Margaret Ward’s Story

When Margaret Ward picks up a paint brush, her intention is to produce a work of art that appeals to her audience in much more than just a visual sense. This is especially true as she begins working on one of the many vivid floral scenes she has created over the years. “When I paint a flower, I want you to really feel like you can smell it,” says Margaret. “So I work hard to create that.”

As the aroma of flowering lilacs and blooming magnolia trees began to fill the air throughout Rochester’s Highland Park, a collection of Margaret Ward’s finest works made sure the halls of St. John’s Home emitted a similar fragrance. In early May—just as the neighborhood outside was gearing up for the 118th Edition of the Rochester Lilac Festival—nearly two dozen of Margaret’s pieces were selected to hang in the TR Gallery at St. John’s Home. At 96 years old, this was the first time her work had been featured in a solo gallery exhibit.

For Margaret, the arts have been a way of life for as long as she can remember. The youngest of nine children born to immigrants from Sicily, Margaret spent her early childhood at her home on Rhine Street in Rochester sketching on paper her father was able to track down. Her parents encouraged all of their children to embrace the arts in some way and Margaret chose drawing and painting over taking up a musical instrument.

Margaret continued to develop her skills while taking art classes at Washington High School on Clifford Avenue. She was also an avid tap dancer and often performed during school assemblies. In fact she shared the stage several times with an up-and-coming singer named William Warfield. “He was the star,” says Margaret of Warfield—who would go on to graduate from the Eastman School of Music before gaining critical acclaim as a world-renowned concert vocalist and film star. “He would sing and I would tap dance during intermissions.”

Still, the visual arts were where Margaret’s true passion lied. Fortunately for her she was able to land a job right out of high school where she could share that passion with others. Through President Roosevelt’s “New Deal” initiative, Margaret worked at the Genesee Settlement House. “I had a group of children who put on plays and I also did art with them,” Margaret remembers from the private room on the Sunflower neighborhood at St. John’s Home where she has lived since May 2015.

Funding for her job at the Genesee Settlement House would eventually run out and soon after the United States entered World War II. Margaret and her boyfriend William Ward married before he entered the service, and she soon moved to New York City to stay with her older sister. Following the war Margaret and William moved to Buffalo before moving back to Rochester to raise their family of three children.

Margaret admits that changing priorities during the war and in the years that followed forced her to put aside her paint brushes and sketching pens. However, that itch to create would not go away and Margaret once again began taking the opportunity to ply her craft. Her daughter Patricia remembers that “mom had an easel in the basement and would head downstairs to paint whenever she could.”

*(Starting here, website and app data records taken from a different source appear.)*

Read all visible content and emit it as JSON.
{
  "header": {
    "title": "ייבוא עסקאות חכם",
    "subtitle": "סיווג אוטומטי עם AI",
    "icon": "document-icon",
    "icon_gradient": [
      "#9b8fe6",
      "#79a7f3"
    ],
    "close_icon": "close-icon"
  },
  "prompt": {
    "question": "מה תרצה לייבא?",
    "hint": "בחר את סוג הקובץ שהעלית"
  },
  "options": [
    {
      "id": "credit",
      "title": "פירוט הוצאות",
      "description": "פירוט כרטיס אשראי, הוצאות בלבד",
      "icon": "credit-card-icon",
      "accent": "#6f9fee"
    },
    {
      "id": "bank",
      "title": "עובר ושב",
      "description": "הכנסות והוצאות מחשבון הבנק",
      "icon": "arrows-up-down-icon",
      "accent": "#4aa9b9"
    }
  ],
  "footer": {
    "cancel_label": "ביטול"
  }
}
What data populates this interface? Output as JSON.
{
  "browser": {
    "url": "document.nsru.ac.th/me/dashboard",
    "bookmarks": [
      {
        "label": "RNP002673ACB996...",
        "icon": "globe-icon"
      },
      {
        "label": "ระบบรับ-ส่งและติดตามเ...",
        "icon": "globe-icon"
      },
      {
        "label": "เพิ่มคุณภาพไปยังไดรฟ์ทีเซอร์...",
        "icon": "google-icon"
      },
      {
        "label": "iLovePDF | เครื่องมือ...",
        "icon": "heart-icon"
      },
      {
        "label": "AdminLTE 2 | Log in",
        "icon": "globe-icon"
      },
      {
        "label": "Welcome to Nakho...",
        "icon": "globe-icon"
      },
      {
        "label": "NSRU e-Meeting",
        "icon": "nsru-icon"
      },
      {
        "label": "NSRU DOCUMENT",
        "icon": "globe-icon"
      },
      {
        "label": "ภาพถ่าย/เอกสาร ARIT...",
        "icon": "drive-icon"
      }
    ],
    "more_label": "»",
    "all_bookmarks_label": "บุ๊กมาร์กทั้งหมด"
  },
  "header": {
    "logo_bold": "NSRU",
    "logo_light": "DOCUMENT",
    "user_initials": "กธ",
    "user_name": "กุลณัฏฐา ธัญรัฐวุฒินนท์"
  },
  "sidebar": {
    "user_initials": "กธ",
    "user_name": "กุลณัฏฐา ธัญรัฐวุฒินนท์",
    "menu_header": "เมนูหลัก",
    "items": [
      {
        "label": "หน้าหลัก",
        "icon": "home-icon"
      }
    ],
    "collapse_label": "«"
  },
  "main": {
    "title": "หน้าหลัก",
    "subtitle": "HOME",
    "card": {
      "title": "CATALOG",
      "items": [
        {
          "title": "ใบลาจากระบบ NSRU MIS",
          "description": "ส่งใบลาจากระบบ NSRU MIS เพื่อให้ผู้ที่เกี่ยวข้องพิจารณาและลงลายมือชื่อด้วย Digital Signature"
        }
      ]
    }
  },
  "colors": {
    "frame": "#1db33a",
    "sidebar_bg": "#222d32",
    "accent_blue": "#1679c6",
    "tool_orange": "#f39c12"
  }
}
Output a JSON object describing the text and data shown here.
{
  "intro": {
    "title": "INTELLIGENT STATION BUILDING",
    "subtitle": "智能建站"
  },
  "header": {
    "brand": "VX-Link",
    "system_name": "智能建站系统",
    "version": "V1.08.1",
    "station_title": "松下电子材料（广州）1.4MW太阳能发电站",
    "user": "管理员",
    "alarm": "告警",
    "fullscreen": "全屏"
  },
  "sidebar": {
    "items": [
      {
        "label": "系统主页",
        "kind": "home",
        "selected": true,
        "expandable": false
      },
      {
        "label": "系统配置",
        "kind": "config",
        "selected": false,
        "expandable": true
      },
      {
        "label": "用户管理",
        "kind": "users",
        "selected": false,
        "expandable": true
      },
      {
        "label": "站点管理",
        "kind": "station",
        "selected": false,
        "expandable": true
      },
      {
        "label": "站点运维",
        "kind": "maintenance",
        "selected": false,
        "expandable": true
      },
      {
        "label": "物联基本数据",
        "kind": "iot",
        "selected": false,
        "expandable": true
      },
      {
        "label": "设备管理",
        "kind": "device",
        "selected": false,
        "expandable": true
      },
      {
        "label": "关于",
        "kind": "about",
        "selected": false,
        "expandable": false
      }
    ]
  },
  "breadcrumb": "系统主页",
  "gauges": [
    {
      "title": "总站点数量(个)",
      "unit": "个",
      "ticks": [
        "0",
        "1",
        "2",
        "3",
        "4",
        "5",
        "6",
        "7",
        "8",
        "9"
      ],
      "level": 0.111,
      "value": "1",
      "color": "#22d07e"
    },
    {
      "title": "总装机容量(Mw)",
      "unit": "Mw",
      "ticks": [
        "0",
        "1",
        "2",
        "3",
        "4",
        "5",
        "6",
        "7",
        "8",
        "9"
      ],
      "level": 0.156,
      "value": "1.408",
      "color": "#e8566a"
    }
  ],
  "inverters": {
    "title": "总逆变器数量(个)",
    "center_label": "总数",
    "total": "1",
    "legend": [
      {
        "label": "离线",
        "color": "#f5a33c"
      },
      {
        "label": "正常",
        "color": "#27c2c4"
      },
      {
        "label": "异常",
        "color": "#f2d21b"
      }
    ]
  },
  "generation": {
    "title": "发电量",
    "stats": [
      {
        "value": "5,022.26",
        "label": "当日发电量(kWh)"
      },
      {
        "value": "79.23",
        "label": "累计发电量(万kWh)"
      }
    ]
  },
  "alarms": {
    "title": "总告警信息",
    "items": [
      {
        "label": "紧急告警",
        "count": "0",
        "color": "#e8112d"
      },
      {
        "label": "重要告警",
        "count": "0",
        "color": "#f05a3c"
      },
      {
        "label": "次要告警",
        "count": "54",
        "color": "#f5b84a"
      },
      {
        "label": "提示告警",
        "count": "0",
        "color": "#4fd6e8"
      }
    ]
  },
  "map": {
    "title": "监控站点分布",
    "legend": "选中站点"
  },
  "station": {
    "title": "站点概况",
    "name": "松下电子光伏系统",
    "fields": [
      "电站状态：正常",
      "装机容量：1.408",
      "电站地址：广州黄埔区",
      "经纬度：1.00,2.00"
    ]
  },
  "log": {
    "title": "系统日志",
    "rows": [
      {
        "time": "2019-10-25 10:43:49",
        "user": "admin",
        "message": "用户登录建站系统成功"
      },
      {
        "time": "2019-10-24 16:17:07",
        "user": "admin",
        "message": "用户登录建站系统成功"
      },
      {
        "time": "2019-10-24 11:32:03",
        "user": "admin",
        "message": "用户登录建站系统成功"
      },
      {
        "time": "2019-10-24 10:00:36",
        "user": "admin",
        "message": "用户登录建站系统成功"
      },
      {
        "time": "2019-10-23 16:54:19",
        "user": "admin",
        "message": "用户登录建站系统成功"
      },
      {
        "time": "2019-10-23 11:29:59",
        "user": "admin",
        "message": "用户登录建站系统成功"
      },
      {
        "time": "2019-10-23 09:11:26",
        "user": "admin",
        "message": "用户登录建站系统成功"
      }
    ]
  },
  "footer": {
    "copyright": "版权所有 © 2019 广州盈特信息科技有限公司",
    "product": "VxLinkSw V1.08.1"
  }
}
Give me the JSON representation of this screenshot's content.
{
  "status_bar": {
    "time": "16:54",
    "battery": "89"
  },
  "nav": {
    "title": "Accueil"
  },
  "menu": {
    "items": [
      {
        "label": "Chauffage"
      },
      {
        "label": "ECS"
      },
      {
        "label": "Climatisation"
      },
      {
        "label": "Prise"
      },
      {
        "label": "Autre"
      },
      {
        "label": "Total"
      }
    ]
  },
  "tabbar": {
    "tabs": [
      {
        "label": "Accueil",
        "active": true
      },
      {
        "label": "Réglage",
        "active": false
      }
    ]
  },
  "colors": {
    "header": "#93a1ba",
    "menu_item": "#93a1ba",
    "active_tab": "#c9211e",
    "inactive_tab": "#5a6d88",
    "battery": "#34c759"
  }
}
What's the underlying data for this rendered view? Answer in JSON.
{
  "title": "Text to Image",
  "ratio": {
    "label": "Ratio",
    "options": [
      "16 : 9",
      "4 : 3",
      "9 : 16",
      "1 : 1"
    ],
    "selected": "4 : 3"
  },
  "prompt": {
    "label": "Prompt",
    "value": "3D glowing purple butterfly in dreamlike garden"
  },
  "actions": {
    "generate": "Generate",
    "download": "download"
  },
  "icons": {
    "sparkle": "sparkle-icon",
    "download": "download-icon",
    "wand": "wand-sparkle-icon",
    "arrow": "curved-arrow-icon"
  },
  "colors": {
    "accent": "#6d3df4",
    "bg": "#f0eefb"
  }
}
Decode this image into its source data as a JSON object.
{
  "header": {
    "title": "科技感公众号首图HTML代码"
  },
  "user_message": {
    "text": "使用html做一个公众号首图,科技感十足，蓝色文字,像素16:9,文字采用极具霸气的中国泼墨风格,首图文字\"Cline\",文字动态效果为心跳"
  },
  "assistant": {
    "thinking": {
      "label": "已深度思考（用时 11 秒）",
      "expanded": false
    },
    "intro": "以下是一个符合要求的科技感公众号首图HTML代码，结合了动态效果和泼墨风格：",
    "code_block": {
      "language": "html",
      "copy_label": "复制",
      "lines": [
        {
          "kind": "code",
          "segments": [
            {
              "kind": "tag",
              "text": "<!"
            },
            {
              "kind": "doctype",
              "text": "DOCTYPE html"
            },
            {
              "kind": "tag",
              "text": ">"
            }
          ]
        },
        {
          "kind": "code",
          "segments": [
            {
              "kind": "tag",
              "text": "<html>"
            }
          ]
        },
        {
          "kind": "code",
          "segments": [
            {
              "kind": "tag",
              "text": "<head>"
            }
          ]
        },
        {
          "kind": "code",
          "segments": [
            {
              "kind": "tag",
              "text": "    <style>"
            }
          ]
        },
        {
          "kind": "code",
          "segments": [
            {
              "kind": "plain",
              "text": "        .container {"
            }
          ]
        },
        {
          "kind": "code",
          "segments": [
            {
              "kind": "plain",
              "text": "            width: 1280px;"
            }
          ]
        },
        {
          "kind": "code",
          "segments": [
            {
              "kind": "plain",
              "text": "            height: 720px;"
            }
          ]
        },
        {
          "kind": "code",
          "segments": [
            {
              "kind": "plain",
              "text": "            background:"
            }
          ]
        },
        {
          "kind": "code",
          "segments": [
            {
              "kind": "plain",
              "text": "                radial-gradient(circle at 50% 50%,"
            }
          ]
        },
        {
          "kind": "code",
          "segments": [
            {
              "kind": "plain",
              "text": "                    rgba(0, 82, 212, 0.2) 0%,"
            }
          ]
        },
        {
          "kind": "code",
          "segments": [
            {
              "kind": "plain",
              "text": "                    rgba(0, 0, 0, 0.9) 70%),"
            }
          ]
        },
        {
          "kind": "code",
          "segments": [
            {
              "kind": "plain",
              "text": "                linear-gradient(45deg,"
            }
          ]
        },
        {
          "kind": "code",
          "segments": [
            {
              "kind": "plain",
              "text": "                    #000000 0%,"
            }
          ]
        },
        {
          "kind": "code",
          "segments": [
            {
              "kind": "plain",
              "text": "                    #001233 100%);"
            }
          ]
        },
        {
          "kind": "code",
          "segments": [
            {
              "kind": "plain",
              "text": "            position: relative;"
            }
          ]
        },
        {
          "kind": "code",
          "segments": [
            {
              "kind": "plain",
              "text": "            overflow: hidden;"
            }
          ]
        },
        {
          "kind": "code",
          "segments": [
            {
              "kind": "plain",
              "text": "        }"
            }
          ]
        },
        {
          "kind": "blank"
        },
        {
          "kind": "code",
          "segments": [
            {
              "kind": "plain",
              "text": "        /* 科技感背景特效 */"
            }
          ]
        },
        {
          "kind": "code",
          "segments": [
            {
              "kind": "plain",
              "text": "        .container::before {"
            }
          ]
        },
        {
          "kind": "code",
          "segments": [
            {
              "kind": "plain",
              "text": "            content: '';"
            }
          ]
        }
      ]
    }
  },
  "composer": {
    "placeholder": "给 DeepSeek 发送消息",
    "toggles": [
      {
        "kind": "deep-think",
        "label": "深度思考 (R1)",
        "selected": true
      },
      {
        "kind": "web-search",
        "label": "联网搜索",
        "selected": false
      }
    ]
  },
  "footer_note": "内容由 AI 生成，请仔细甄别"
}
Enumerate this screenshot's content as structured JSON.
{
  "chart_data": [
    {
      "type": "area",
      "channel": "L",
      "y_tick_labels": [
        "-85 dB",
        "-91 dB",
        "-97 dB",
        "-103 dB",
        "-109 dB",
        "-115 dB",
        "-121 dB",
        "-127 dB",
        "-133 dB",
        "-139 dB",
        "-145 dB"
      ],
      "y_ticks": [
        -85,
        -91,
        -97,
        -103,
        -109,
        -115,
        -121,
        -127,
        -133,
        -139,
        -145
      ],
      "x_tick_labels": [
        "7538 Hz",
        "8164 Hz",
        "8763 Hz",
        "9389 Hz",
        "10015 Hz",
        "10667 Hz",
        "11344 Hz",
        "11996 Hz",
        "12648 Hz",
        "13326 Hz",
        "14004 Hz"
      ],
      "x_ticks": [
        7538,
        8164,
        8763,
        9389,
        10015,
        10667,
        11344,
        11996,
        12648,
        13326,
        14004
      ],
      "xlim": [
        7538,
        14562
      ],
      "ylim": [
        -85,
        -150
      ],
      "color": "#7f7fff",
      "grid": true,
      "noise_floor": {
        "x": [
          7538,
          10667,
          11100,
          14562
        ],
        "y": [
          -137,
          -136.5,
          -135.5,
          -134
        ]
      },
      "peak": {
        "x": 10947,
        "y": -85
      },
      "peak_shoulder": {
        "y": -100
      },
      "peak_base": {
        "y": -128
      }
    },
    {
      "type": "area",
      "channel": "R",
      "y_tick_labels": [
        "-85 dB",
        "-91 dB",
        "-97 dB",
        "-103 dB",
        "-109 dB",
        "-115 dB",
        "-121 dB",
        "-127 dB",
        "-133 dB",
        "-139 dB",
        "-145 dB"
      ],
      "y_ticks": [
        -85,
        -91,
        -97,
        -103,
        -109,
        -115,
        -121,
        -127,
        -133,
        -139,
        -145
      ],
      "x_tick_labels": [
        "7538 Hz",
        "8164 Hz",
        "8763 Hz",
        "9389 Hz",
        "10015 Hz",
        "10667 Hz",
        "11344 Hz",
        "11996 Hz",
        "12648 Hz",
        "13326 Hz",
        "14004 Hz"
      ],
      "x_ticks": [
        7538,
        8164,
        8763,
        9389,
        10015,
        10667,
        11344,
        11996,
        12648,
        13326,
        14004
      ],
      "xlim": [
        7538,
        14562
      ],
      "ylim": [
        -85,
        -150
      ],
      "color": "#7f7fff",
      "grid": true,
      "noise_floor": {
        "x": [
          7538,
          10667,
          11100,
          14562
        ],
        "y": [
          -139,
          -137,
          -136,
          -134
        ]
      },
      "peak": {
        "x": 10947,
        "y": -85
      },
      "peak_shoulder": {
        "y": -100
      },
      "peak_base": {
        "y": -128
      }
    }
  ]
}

It was after her retirement in 1987 when Margaret’s portfolio really began to “blossom.” She enrolled in an advanced watercolors class at the Memorial Art Gallery where she continued to take classes for the next two decades. Margaret’s most prolific period as an artist saw her produce dozens of works—many of them floral arrangements and scenes depicting groves of flowers. When she moved to St. John’s Home she displayed several of them throughout her room, but because of the sheer volume of pieces, many of her works were kept unframed in a storage container.

Enter Mimi DeVinney, Quality of Life Specialist at St. John’s and facilitator of a group of creatives who meet in the art studio at St. John’s Home. While there are a handful of lifelong artists who participate in the group, Margaret’s abilities stood out immediately. “Her talent was obvious,” says Mimi. “She wasted no time cranking out new pieces and then taking supplies back to her room to work on her own.” Eventually Mimi approached Margaret about sharing her work in the gallery space. Margaret was skeptical at first, but Mimi was able to assist with the daunting tasks of choosing which works to display and having them matted for the show.

Margaret’s gallery reception was a huge success, with dozens of family members, friends, and St. John’s elders and employees stopping in to share in her moment. She has also enjoyed very positive feedback from those who have viewed her exhibit. “I’m so happy when people go down and say they enjoy the paintings. The first thing they ask is whether they can buy one.” While Margaret’s work is not for sale, she has taken to sketching portraits of many St. John’s employees who are interested. That number continues to grow.

Margaret—who will turn 97 years old in August—believes her work as an artist has played no small role in her longevity. Her words serve as inspiration for anyone who is considering whether or not to follow through with something they are passionate about. “I didn’t want to be idle. Painting has kept my mind busy. You have to think and measure when you paint. It has been my life, really.”